The doctors have told us that she will likely have less than 10 words in her vocabulary, that she may never walk. Her communication, cognitive capabilities, and motor skills will all be severely delayed. We’re still learning more, but currently our expectation is that she will have the mental capacity of a 20 to 30 month old child. I am a realist. The way I handle things like this is to “hope for the best, and prepare for the worst.”
Do We Keep Saving?
In February, I was working through our month-end financials and automatic bank transfers, and suddenly but quietly, the thought occurred to me…
Is Daughter_02 going to college?
With each passing day, we make new realizations about what our new life is going to be like. We understand our daughter’s situation better. We learn to care for her more adeptly, understand how to communicate with her so that she can be less frustrated. But the point is that these revelations don’t all hit you on Day 1. It’s an evolution of thought and acceptance.
Cancelling the automatic transfer for the ESA (education savings account) wasn’t much work, a few clicks and a written letter to our bank to transfer the position into our other daughter’s ESA.
Still, it was one of the weirdest damned experiences I’ve had.

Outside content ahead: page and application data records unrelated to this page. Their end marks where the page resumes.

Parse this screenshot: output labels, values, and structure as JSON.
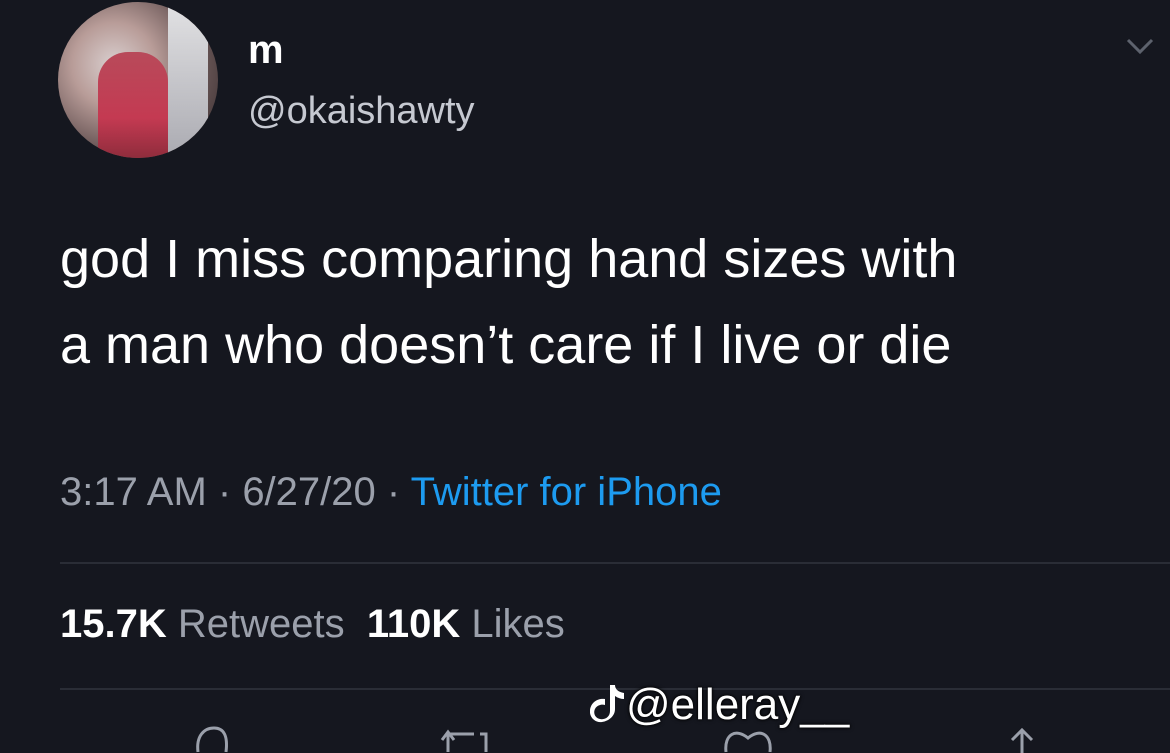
{
  "tweet": {
    "display_name": "m",
    "handle": "@okaishawty",
    "text_line1": "god I miss comparing hand sizes with",
    "text_line2": "a man who doesn’t care if I live or die",
    "time": "3:17 AM",
    "date": "6/27/20",
    "separator": " · ",
    "source": "Twitter for iPhone",
    "retweets_count": "15.7K",
    "retweets_label": "Retweets",
    "likes_count": "110K",
    "likes_label": "Likes"
  },
  "watermark": {
    "text": "@elleray__",
    "icon": "tiktok-icon"
  },
  "icons": [
    "chevron-down-icon",
    "reply-icon",
    "retweet-icon",
    "like-icon",
    "share-icon"
  ],
  "colors": {
    "background": "#15171f",
    "text": "#ffffff",
    "muted": "#9ba0ab",
    "accent": "#1d9bf0"
  }
}
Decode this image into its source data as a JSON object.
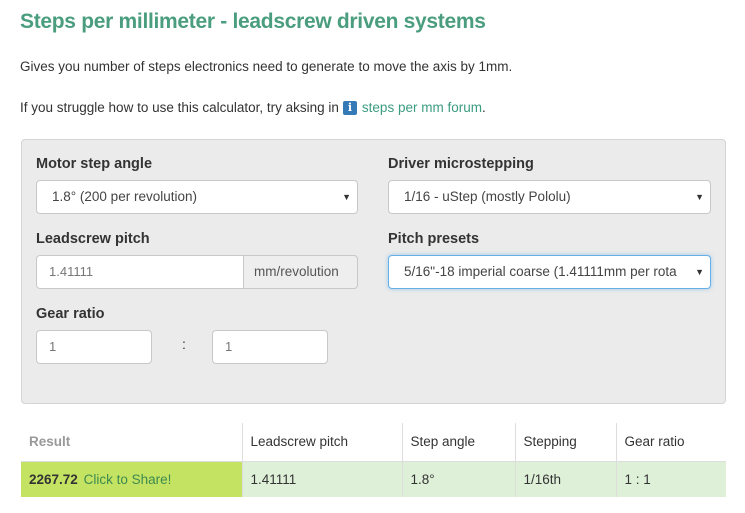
{
  "header": {
    "title": "Steps per millimeter - leadscrew driven systems",
    "description": "Gives you number of steps electronics need to generate to move the axis by 1mm.",
    "help_prefix": "If you struggle how to use this calculator, try aksing in",
    "help_link": "steps per mm forum",
    "help_suffix": "."
  },
  "form": {
    "motor_step_angle": {
      "label": "Motor step angle",
      "value": "1.8° (200 per revolution)"
    },
    "driver_microstepping": {
      "label": "Driver microstepping",
      "value": "1/16 - uStep (mostly Pololu)"
    },
    "leadscrew_pitch": {
      "label": "Leadscrew pitch",
      "placeholder": "1.41111",
      "unit": "mm/revolution"
    },
    "pitch_presets": {
      "label": "Pitch presets",
      "value": "5/16\"-18 imperial coarse (1.41111mm per rota"
    },
    "gear_ratio": {
      "label": "Gear ratio",
      "left_placeholder": "1",
      "separator": ":",
      "right_placeholder": "1"
    }
  },
  "results": {
    "headers": [
      "Result",
      "Leadscrew pitch",
      "Step angle",
      "Stepping",
      "Gear ratio"
    ],
    "result_value": "2267.72",
    "share_label": "Click to Share!",
    "row": [
      "1.41111",
      "1.8°",
      "1/16th",
      "1 : 1"
    ]
  },
  "icons": {
    "info": "info-icon",
    "dropdown": "caret-down-icon"
  },
  "colors": {
    "title": "#4a9d7e",
    "link": "#3c9c80",
    "result_highlight": "#c5e362",
    "result_row": "#dff0d8"
  }
}
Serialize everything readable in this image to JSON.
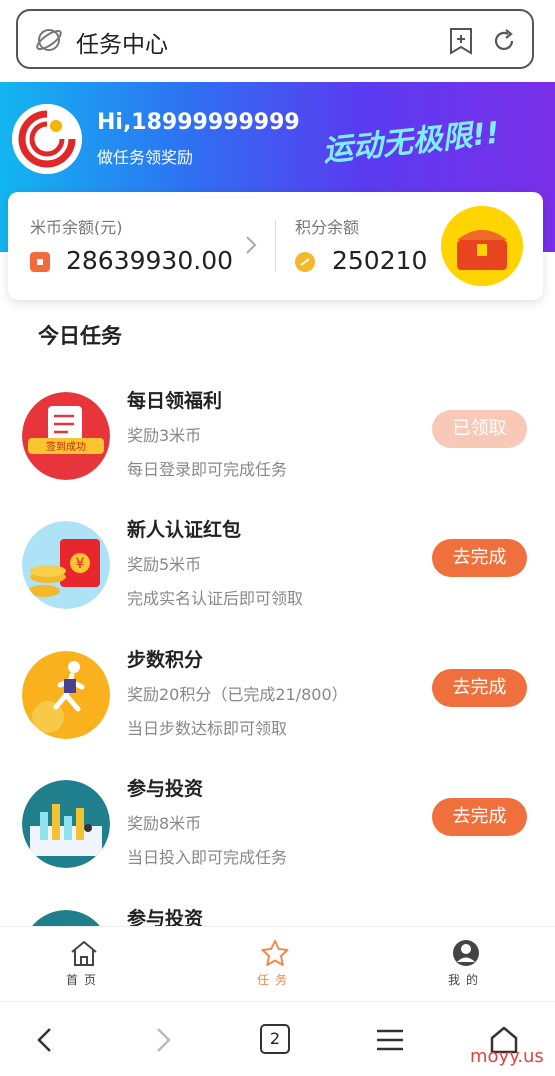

Calling the bank, listening to the automated assistant… What option do I press to “close my 1.5 year old’s ESA?”
Writing a letter for the bank to close your 1 year old’s account? Explaining to customer service why you need the funds to be transferred? I’m just glad it’s done.
What’s the Point? Why Share This?
This information goes into the pile labeled “Things That Are Nobody’s <choose your own expletive> Business.”
But I want to share my story with you, the good, the bad, the challenging, all of it.
I want to let people see that GREAT things have happened to us, yes. But we’ve had our fair share of challenges as well. No matter what your situation is, you are not alone in your struggles. You are not even the first to deal with your struggles, and you certainly won’t be the last. Neither are we.
The personal finance community is all about designing a plan and sticking to it. Every post and message out there is centered around the idea that you can get the whole thing down to a success-breeding science. Well, we had a plan, and we’ve accomplished more than most. Here’s the thing:
Life doesn’t always go according to plan. So work your strategy, hope for the best, and be thankful for the good, the normal, the uneventful. Look around you. Enjoy the reality that your situation could be much worse.
We chose to move forward, no looking back. That’s how we live, damn it. We destroyed our debt, we’re building our wealth, and we’re re-programming our lives so that we can enjoy every moment together on this unbelievable planet.
We’ll still set out on an exciting journey of travel on passive income. Our gorgeous girl will just be there with us the whole way instead of just part of it… and without the college degree.